When Ian Dunville heard a Rapid Process Improvement Workshop (RPIW) was coming to his work area, he wasted no time putting his name forward to be part of the team. “I was intrigued by the notion that I could help make changes in my workplace,” says the registered nurse, who’s worked in the operating room at Saskatoon City Hospital since 2010. For a young RN used to focusing on his own role, the RPIW – which looked at start times in the OR — helped Dunville start to see the bigger picture from both the patient perspective and the organization’s perspective. “There is a lot of work, and a lot of steps, involved before the patient meets me in the OR,” says Dunville. “By the time they meet me, the patient is already half-way through their journey.” He also gained an appreciation for how his work impacts others further along the patient journey, for example staff working in recovery.
Being part of the team that developed improvements for his own work area meant Dunville has had the opportunity to experience first-hand the direct, immediate impact of those changes. “On Monday, I’m back working where I did the RPIW.” For example, Ian will now pull his supplies for one surgery at a time rather than collect all of his supplies in the morning; this change will mean a more calm morning, and a decrease in re-work when changes are made to his cases later in the day.
Because this was his first RPIW, it took Dunville a couple of days to get his head around the approach and start to feel comfortable and confident contributing as part of the team.
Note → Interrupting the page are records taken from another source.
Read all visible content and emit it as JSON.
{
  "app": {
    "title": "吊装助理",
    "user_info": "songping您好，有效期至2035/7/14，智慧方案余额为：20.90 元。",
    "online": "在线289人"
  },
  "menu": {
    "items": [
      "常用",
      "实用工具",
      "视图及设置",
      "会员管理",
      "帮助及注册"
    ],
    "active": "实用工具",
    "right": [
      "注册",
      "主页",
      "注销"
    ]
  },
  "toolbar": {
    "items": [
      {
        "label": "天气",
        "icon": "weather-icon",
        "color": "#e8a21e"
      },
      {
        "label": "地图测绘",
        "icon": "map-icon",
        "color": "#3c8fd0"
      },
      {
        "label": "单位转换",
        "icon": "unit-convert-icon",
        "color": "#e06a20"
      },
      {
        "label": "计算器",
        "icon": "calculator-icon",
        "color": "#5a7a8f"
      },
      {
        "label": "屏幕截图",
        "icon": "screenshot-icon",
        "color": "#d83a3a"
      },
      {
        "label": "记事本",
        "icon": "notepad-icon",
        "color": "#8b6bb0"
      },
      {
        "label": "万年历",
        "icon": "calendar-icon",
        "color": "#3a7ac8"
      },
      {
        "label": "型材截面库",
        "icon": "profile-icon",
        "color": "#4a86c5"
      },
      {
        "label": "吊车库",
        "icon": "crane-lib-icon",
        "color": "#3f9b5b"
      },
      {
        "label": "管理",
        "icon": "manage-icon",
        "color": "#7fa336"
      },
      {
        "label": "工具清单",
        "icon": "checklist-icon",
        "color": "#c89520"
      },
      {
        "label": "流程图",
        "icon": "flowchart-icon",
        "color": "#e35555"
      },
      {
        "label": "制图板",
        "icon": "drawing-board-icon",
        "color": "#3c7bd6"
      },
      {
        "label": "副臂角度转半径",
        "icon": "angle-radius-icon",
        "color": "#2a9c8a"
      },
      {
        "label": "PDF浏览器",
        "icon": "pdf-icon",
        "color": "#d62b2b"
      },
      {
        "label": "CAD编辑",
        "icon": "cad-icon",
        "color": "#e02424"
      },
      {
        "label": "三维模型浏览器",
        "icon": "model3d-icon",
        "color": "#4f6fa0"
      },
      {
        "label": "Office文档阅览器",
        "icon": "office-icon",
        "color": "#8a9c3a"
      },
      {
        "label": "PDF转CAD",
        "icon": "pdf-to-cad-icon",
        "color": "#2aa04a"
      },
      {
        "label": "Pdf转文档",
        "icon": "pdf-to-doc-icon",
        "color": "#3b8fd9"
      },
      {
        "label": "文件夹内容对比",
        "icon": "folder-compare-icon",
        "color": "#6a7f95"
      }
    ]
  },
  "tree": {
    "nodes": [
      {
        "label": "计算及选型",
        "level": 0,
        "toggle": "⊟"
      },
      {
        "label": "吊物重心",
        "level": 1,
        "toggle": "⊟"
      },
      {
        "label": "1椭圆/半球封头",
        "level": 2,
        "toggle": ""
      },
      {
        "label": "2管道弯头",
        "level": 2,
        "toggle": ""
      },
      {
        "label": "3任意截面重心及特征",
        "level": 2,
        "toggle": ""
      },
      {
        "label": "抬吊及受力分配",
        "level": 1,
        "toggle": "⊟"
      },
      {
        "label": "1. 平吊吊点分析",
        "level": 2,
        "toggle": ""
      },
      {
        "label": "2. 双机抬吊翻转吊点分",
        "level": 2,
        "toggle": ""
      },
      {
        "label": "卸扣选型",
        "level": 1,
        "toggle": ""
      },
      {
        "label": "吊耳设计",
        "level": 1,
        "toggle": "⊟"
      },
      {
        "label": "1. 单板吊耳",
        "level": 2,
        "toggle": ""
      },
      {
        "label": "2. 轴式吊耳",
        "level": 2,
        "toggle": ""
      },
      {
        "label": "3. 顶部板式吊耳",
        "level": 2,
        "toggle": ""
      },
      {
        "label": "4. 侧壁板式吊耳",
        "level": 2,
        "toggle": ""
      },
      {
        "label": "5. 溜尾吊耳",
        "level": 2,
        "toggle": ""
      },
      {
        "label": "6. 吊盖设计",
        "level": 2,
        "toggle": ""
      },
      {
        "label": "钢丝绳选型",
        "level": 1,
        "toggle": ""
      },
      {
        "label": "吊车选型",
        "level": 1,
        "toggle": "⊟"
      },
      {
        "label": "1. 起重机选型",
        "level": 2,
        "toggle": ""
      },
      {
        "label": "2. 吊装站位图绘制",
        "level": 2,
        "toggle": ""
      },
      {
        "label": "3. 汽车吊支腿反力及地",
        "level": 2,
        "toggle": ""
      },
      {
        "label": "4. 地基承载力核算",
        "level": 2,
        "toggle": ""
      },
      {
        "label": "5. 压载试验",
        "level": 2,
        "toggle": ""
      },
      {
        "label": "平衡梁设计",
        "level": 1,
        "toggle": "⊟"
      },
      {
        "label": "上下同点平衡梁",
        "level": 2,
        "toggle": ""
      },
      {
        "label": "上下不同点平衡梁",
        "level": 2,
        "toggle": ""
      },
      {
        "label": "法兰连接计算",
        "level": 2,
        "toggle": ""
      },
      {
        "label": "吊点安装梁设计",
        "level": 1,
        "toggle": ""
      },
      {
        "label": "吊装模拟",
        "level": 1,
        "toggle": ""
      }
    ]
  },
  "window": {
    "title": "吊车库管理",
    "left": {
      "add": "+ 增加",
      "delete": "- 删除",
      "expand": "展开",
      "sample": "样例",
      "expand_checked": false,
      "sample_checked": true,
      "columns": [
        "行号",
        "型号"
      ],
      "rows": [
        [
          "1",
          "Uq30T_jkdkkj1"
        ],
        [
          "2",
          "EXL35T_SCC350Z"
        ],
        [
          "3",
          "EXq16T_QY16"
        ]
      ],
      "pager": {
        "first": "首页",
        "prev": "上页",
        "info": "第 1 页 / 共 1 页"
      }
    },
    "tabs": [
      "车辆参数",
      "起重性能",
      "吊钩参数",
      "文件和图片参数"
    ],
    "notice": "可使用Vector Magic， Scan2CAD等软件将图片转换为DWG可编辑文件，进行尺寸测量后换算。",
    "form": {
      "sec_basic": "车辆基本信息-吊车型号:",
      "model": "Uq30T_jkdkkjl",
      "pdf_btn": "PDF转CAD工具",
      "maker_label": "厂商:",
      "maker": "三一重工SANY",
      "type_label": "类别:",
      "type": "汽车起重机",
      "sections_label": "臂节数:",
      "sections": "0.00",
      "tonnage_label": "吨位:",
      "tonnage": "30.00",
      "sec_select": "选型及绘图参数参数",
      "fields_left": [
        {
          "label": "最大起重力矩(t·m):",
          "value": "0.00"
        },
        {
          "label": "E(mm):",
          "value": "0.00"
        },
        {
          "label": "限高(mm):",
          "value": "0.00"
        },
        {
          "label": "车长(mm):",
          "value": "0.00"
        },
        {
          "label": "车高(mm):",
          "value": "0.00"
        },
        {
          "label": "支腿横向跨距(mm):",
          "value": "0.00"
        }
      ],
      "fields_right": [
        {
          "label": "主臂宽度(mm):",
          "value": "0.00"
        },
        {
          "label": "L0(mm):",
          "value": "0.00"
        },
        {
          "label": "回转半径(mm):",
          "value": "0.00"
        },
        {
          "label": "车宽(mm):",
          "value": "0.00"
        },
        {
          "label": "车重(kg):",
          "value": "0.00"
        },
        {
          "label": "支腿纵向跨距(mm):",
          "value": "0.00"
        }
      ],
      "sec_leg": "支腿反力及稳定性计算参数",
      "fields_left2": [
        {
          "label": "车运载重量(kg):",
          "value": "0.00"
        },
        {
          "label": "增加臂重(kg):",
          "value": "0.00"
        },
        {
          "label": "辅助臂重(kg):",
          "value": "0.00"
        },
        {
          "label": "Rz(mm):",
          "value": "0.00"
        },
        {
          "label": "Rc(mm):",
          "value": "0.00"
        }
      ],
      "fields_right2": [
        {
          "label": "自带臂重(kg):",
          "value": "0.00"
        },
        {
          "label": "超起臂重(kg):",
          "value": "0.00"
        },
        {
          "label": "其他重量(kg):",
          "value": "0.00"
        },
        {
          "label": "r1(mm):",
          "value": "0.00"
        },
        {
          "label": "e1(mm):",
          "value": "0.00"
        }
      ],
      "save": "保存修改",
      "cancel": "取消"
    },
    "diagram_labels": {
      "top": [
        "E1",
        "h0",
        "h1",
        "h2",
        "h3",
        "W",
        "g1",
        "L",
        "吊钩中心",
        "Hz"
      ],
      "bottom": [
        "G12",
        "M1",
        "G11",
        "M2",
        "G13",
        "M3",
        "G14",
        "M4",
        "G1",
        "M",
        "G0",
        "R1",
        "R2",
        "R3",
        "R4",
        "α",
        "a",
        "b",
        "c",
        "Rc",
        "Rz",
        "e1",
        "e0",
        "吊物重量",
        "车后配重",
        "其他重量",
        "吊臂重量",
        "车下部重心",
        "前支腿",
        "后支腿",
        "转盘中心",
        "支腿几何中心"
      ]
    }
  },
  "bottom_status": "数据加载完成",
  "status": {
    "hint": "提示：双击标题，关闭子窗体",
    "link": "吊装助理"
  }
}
The experience also stretched him, because he needed to introduce change ideas to his colleagues in the OR. “People (regardless of where they work in health care) trust themselves and the processes they’ve used in the past,” says Dunville, so they can be skeptical of new approaches when they feel that they “know what works for them.” He enjoyed stepping outside his typical role and communicating with his peers in a different way: sharing new ideas with them, soliciting their ideas and input, and working with them to test and learn new ways of working.
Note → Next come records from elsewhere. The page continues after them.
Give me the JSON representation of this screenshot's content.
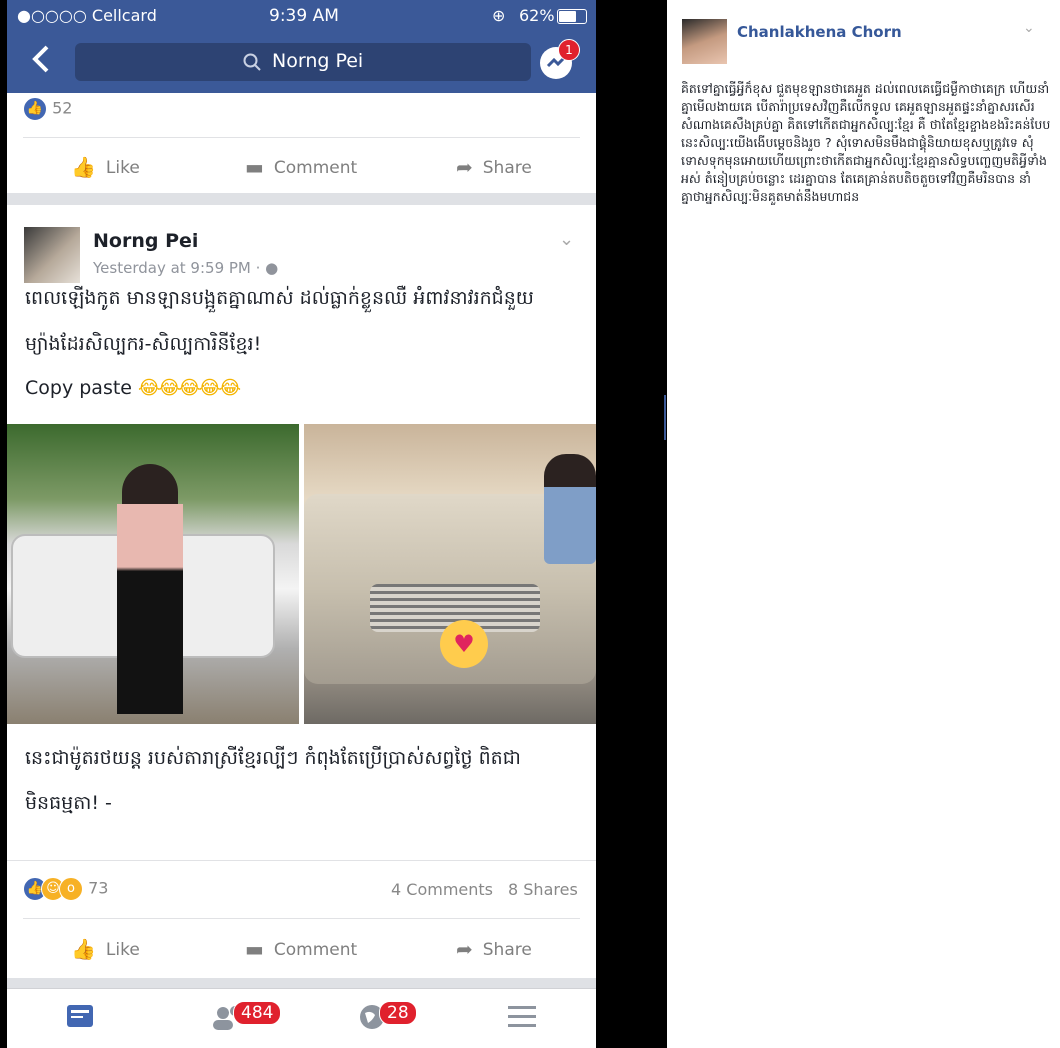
{
  "status_bar": {
    "carrier": "●○○○○ Cellcard",
    "time": "9:39 AM",
    "battery": "62%"
  },
  "navbar": {
    "search_value": "Norng Pei",
    "messenger_badge": "1"
  },
  "top_card": {
    "reaction_count": "52",
    "like": "Like",
    "comment": "Comment",
    "share": "Share"
  },
  "post": {
    "author": "Norng Pei",
    "time": "Yesterday at 9:59 PM · ",
    "text_line1": "ពេលឡើងកូត មានឡានបង្អួតគ្នាណាស់ ដល់ធ្លាក់ខ្លួនឈឺ អំពាវនាវរកជំនួយ",
    "text_line2": "ម្យ៉ាងដែរសិល្បករ-សិល្បការិនីខ្មែរ!",
    "text_line3": "Copy paste",
    "emojis": "😂😂😂😂😂",
    "caption_line1": "នេះជាម៉ូតរថយន្ត របស់តារាស្រីខ្មែរល្បីៗ កំពុងតែប្រើប្រាស់សព្វថ្ងៃ ពិតជា",
    "caption_line2": "មិនធម្មតា! -",
    "reaction_count": "73",
    "comments": "4 Comments",
    "shares": "8 Shares",
    "like": "Like",
    "comment": "Comment",
    "share": "Share"
  },
  "tabbar": {
    "friends_badge": "484",
    "notifications_badge": "28"
  },
  "right_panel": {
    "name": "Chanlakhena Chorn",
    "text": "គិតទៅគ្នាធ្វើអ្វីក៏ខុស ជួតមុខឡានថាគេអួត ដល់ពេលគេធ្វើជម្ងឺកាថាគេក្រ ហើយនាំគ្នាមើលងាយគេ បើតារ៉ាប្រទេសវិញគឺលើកទូល គេអួតឡានអួតផ្ទះនាំគ្នាសរសើរសំណាងគេសឹងគ្រប់គ្នា គិតទៅកើតជាអ្នកសិល្បៈខ្មែរ គឺ ថាតែខ្មែរខ្ចាងខងរិះគន់បែបនេះសិល្បៈយើងងើបម្តេចនិងរួច ? សុំទោសមិនមឹងជាផ្គុំនិយាយខុសឬត្រូវទេ សុំទោសទុកមុនអោយហើយព្រោះថាកើតជាអ្នកសិល្បៈខ្មែរគ្មានសិទ្ធបញ្ចេញមតិអ្វីទាំងអស់ តំនៀបគ្រប់ចន្លោះ ដេរគ្នាបាន តែគេគ្រាន់តបតិចតួចទៅវិញគឺមរិនបាន នាំគ្នាថាអ្នកសិល្បៈមិនគួតមាត់នឹងមហាជន"
  }
}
However, Dunville says his peers were generally receptive to the changes he and the RPIW team were testing; he credits the solid working relationships he’s developed with colleagues in the OR, and his ability to clearly communicate to them the benefits of the proposed changes.
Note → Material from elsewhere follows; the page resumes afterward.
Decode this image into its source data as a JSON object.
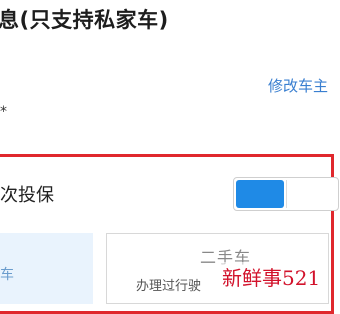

Dunville says he would, without reservation, encourage other front-line providers to participate in an RPIW. For him, It was an invaluable chance to step away from his day-to-day work, to see his work in a different light and enjoy “the freedom to try whatever we could think of” to make things better. He had a lot of fun and learned a lot. “This experience is going to enhance how I do my work and the satisfaction I get from my work,” says Dunville. “I would definitely do it again!”